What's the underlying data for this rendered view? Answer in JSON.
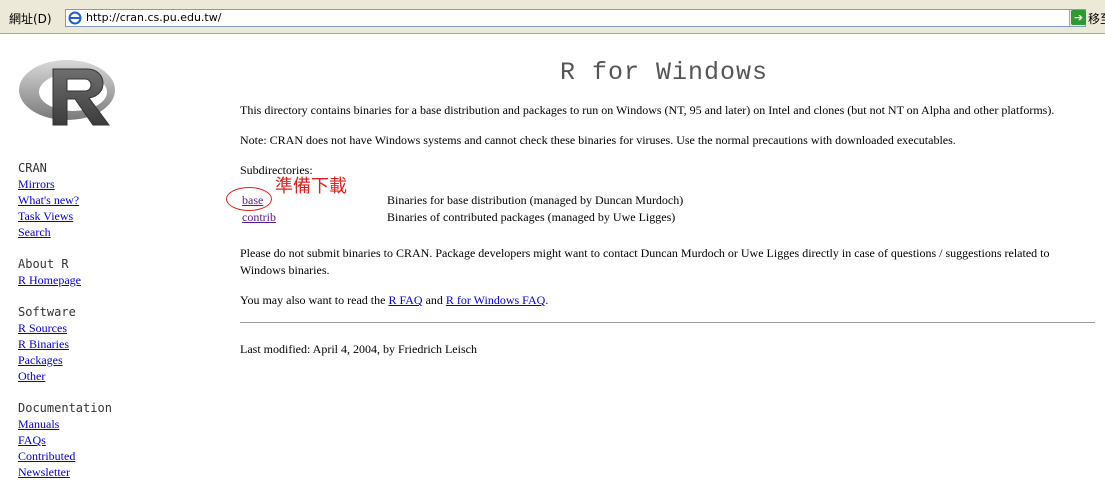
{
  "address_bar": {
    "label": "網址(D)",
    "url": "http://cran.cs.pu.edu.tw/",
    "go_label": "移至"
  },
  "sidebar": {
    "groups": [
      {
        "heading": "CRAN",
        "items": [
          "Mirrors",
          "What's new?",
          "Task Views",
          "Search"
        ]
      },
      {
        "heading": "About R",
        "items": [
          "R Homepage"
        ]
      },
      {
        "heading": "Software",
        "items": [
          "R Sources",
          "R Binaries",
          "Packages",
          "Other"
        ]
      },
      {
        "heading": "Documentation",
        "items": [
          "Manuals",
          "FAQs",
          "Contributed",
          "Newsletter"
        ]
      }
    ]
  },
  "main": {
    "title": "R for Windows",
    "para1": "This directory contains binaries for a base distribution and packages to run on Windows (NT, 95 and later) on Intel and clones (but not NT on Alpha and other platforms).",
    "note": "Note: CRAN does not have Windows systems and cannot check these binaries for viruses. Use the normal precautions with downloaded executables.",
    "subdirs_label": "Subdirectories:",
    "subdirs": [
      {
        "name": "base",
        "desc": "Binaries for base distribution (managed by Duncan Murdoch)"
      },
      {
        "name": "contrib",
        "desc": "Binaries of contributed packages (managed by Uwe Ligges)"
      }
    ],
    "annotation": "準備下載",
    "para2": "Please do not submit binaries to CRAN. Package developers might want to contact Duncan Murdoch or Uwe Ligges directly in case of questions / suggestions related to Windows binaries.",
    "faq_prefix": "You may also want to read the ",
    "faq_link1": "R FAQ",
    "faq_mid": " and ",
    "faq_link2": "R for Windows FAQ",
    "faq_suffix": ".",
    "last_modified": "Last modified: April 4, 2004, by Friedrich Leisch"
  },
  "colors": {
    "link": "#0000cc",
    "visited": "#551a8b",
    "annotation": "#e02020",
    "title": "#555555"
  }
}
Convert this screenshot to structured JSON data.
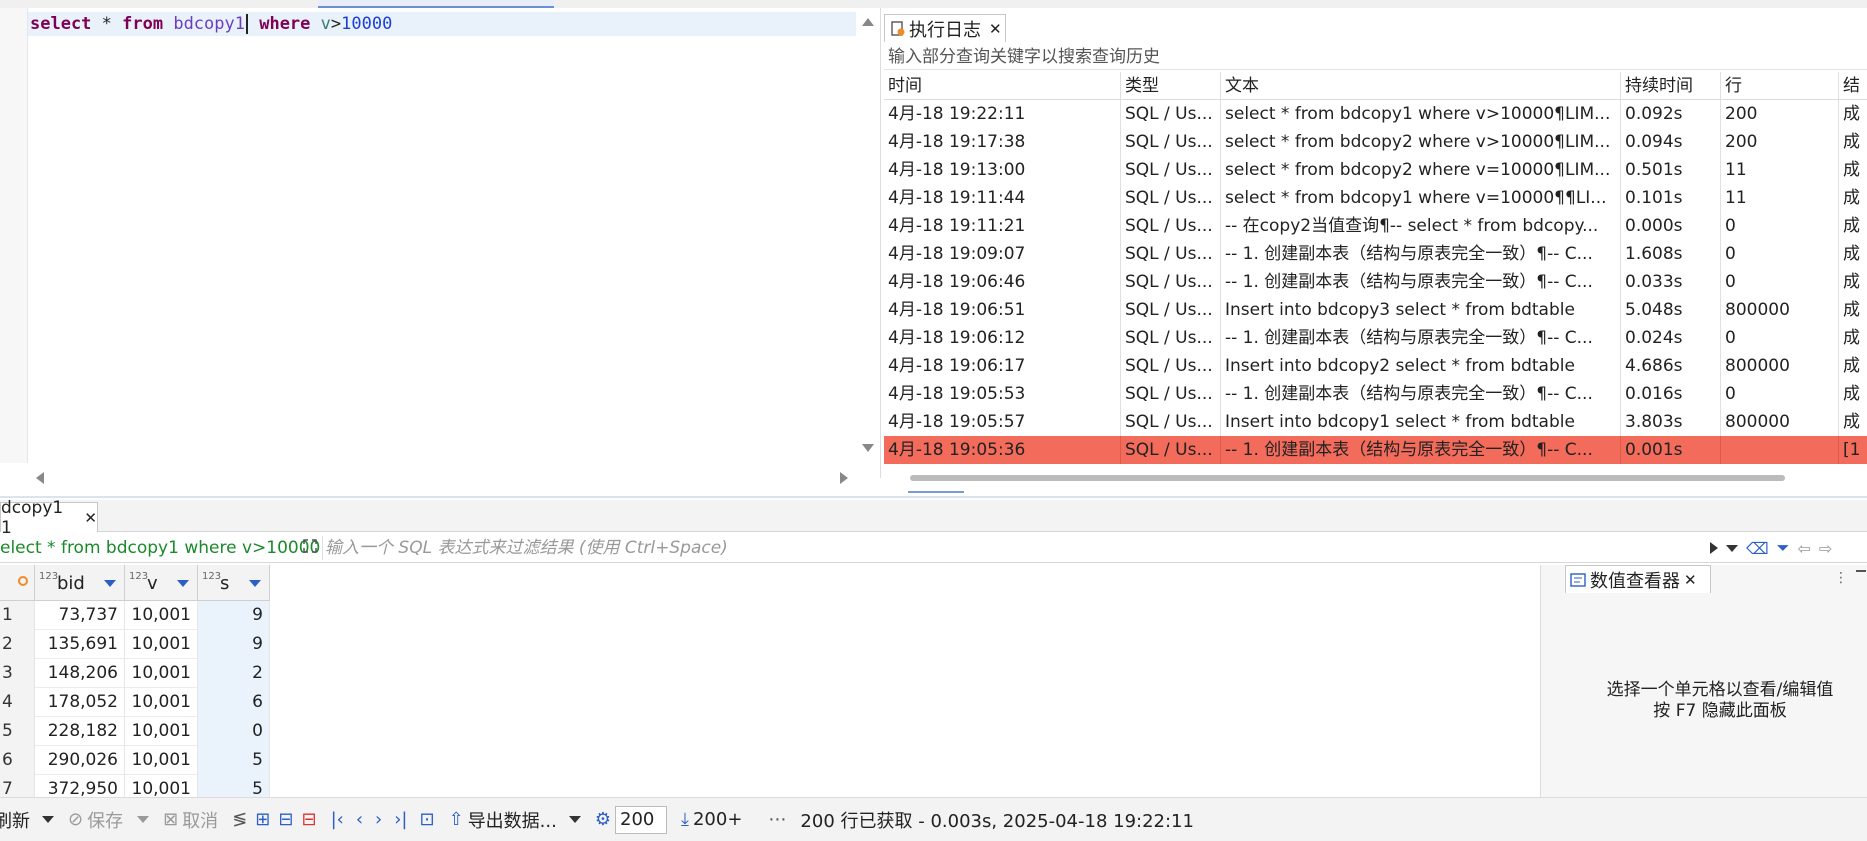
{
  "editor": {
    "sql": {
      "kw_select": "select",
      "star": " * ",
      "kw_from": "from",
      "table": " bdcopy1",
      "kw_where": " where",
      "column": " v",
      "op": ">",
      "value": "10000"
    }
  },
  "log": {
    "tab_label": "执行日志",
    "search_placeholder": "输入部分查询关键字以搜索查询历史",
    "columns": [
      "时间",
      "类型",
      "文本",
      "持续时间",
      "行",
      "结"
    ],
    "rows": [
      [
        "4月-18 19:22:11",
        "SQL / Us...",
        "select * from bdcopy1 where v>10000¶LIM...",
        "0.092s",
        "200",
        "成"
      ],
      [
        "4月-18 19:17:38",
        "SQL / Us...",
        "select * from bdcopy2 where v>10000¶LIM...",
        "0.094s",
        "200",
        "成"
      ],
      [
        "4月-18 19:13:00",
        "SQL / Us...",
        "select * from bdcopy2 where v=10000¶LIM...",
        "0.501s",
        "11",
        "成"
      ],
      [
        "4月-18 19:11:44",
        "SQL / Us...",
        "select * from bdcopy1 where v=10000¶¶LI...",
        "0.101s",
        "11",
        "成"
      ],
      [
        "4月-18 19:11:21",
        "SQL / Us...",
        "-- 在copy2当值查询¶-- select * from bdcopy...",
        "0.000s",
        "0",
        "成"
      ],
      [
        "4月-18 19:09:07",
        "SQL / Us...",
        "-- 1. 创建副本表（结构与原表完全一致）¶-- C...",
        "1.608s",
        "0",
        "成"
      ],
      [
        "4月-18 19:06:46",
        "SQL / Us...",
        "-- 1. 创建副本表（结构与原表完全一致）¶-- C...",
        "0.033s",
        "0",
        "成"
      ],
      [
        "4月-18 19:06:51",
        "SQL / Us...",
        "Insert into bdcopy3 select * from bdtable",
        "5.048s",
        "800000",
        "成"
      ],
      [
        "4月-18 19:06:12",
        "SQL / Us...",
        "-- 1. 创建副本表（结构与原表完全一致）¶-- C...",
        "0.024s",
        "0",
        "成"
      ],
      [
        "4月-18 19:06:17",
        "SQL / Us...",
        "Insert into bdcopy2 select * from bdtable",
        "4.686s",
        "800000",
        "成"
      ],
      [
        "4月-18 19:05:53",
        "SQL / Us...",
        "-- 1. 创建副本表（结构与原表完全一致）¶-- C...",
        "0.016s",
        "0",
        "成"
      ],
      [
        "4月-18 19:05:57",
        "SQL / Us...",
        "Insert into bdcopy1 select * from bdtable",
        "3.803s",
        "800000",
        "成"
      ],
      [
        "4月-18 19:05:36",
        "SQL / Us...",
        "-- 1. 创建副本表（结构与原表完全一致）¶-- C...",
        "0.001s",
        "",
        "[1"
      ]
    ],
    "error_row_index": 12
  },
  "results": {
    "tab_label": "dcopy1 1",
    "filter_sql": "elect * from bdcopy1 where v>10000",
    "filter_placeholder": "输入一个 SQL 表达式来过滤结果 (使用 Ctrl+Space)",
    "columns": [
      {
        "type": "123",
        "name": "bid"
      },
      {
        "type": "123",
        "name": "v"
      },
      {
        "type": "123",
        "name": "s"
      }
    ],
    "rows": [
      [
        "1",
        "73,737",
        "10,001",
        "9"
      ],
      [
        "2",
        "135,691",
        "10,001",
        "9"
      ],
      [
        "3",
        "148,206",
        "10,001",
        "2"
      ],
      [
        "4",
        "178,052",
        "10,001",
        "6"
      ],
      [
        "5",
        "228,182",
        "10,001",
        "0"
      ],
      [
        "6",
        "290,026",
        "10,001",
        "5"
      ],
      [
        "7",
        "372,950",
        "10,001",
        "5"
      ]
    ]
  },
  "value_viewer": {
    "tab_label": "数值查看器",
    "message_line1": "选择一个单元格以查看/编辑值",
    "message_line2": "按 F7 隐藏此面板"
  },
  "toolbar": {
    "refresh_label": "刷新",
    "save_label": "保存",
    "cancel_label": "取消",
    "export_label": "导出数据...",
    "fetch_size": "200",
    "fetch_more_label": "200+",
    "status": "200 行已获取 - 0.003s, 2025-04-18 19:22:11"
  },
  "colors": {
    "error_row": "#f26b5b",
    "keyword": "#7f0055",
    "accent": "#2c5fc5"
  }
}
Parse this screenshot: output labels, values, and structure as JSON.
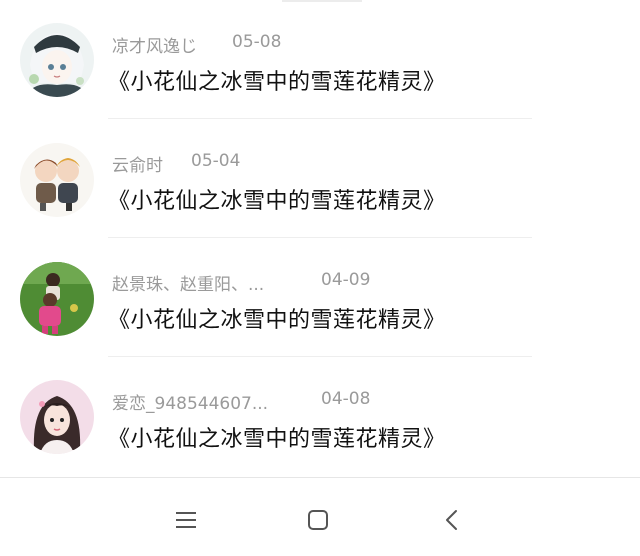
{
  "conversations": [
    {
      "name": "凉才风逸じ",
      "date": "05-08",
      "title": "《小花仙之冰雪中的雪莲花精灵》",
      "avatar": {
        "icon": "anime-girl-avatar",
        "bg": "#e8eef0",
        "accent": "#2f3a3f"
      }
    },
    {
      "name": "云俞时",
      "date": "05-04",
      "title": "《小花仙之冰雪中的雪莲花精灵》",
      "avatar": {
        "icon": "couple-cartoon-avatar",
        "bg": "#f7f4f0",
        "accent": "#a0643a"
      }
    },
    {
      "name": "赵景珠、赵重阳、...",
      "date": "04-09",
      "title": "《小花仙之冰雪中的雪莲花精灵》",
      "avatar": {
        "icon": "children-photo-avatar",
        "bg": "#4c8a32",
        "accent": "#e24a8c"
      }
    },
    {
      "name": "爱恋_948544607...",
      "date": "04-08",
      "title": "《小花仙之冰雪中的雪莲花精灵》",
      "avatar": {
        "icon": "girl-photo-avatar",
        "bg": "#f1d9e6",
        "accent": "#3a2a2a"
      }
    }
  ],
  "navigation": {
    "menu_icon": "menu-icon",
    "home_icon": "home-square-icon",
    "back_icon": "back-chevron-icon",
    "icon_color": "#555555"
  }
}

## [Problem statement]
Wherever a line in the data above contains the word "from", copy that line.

## [Solution for this exercise]
      "kw_from": "from",
        "select * from bdcopy1 where v>10000¶LIM...",
        "select * from bdcopy2 where v>10000¶LIM...",
        "select * from bdcopy2 where v=10000¶LIM...",
        "select * from bdcopy1 where v=10000¶¶LI...",
        "-- 在copy2当值查询¶-- select * from bdcopy...",
        "Insert into bdcopy3 select * from bdtable",
        "Insert into bdcopy2 select * from bdtable",
        "Insert into bdcopy1 select * from bdtable",
    "filter_sql": "elect * from bdcopy1 where v>10000",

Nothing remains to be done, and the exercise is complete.